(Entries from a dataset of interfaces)
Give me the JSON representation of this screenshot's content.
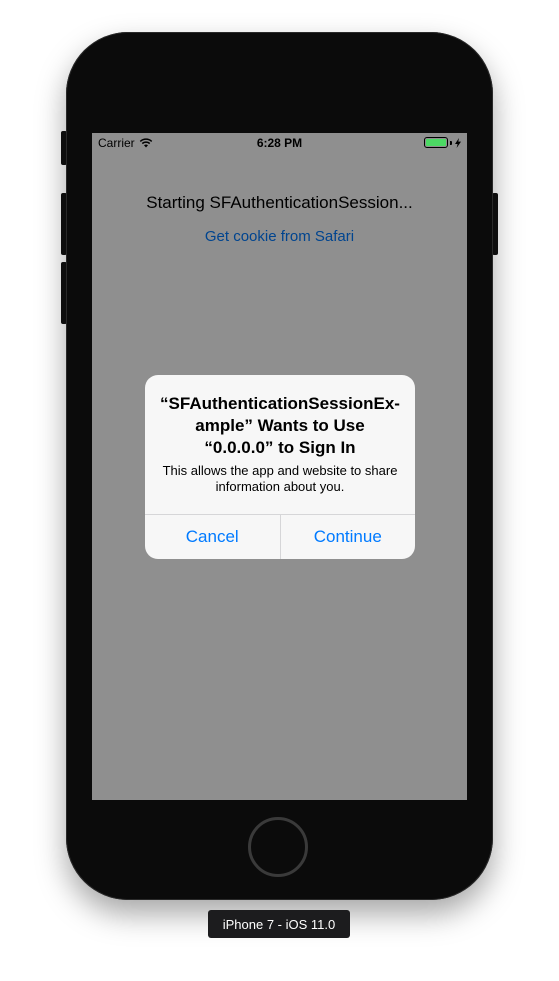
{
  "status_bar": {
    "carrier": "Carrier",
    "time": "6:28 PM",
    "icons": [
      "wifi-icon",
      "battery-icon",
      "charging-bolt-icon"
    ],
    "battery_color": "#4cd964"
  },
  "screen": {
    "title": "Starting SFAuthenticationSession...",
    "link": "Get cookie from Safari"
  },
  "alert": {
    "title": "“SFAuthenticationSessionEx-ample” Wants to Use “0.0.0.0” to Sign In",
    "message": "This allows the app and website to share information about you.",
    "cancel_label": "Cancel",
    "continue_label": "Continue"
  },
  "device": {
    "label": "iPhone 7 - iOS 11.0"
  },
  "colors": {
    "accent": "#007aff",
    "dim_overlay": "rgba(0,0,0,0.44)"
  }
}
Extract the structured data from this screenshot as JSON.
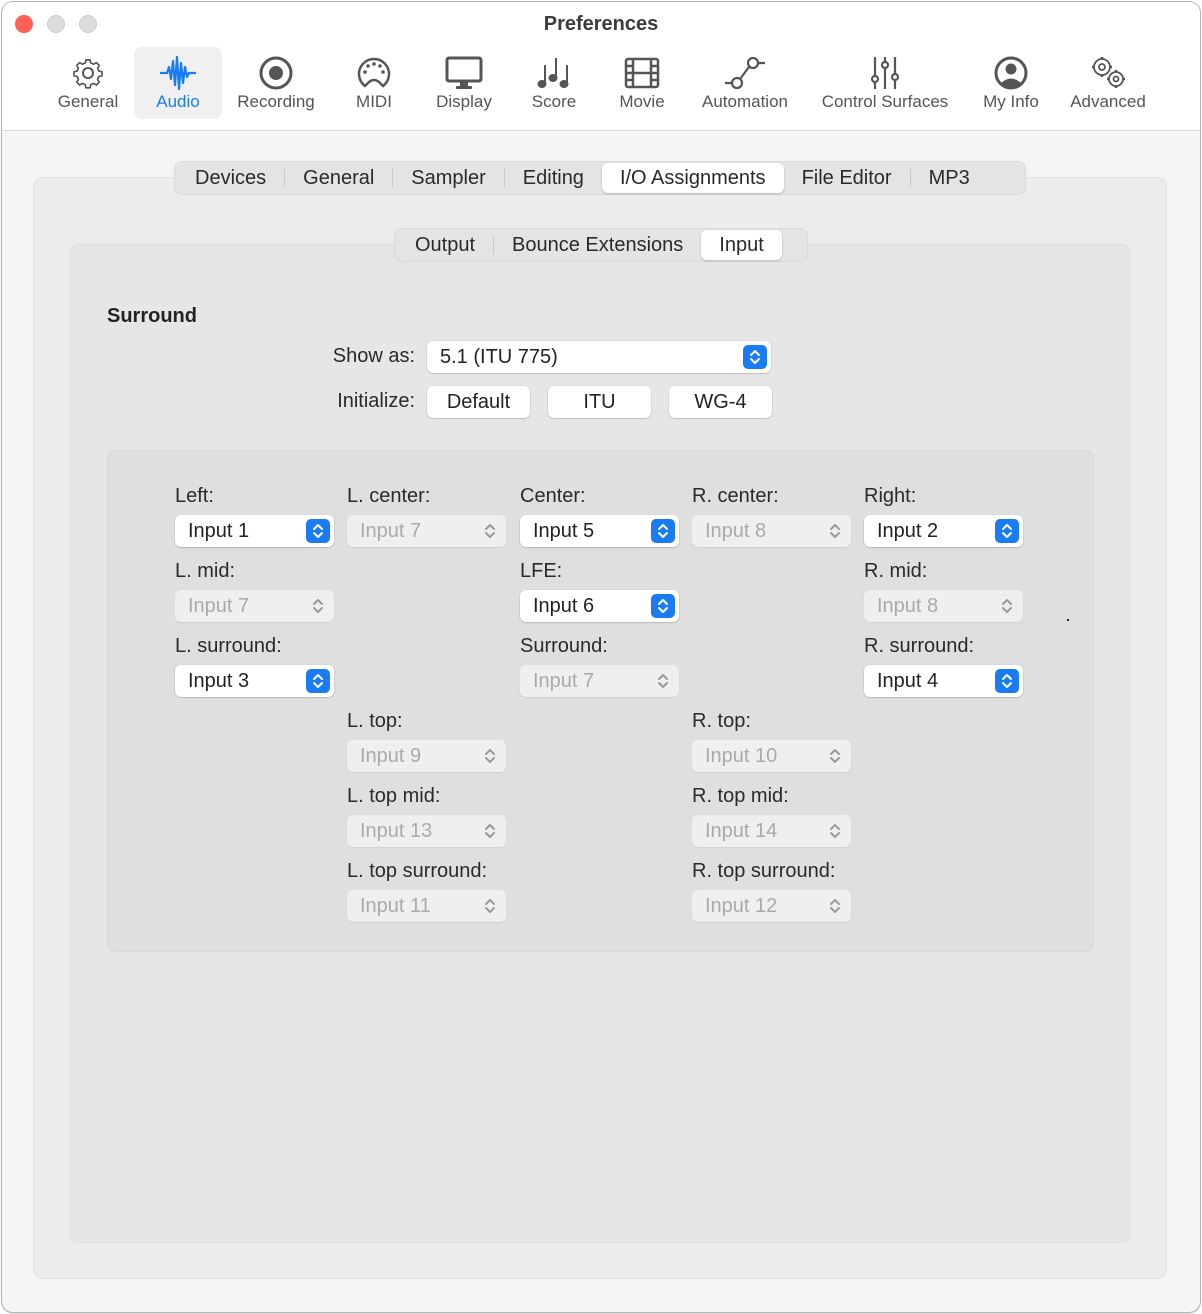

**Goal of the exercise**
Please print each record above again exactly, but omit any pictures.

**Solution to the exercise**
Give me the JSON representation of this screenshot's content.
{
  "status_bar": {
    "carrier": "Carrier",
    "time": "6:28 PM",
    "icons": [
      "wifi-icon",
      "battery-icon",
      "charging-bolt-icon"
    ],
    "battery_color": "#4cd964"
  },
  "screen": {
    "title": "Starting SFAuthenticationSession...",
    "link": "Get cookie from Safari"
  },
  "alert": {
    "title": "“SFAuthenticationSessionEx-ample” Wants to Use “0.0.0.0” to Sign In",
    "message": "This allows the app and website to share information about you.",
    "cancel_label": "Cancel",
    "continue_label": "Continue"
  },
  "device": {
    "label": "iPhone 7 - iOS 11.0"
  },
  "colors": {
    "accent": "#007aff",
    "dim_overlay": "rgba(0,0,0,0.44)"
  }
}
Extract the structured data from this screenshot as JSON.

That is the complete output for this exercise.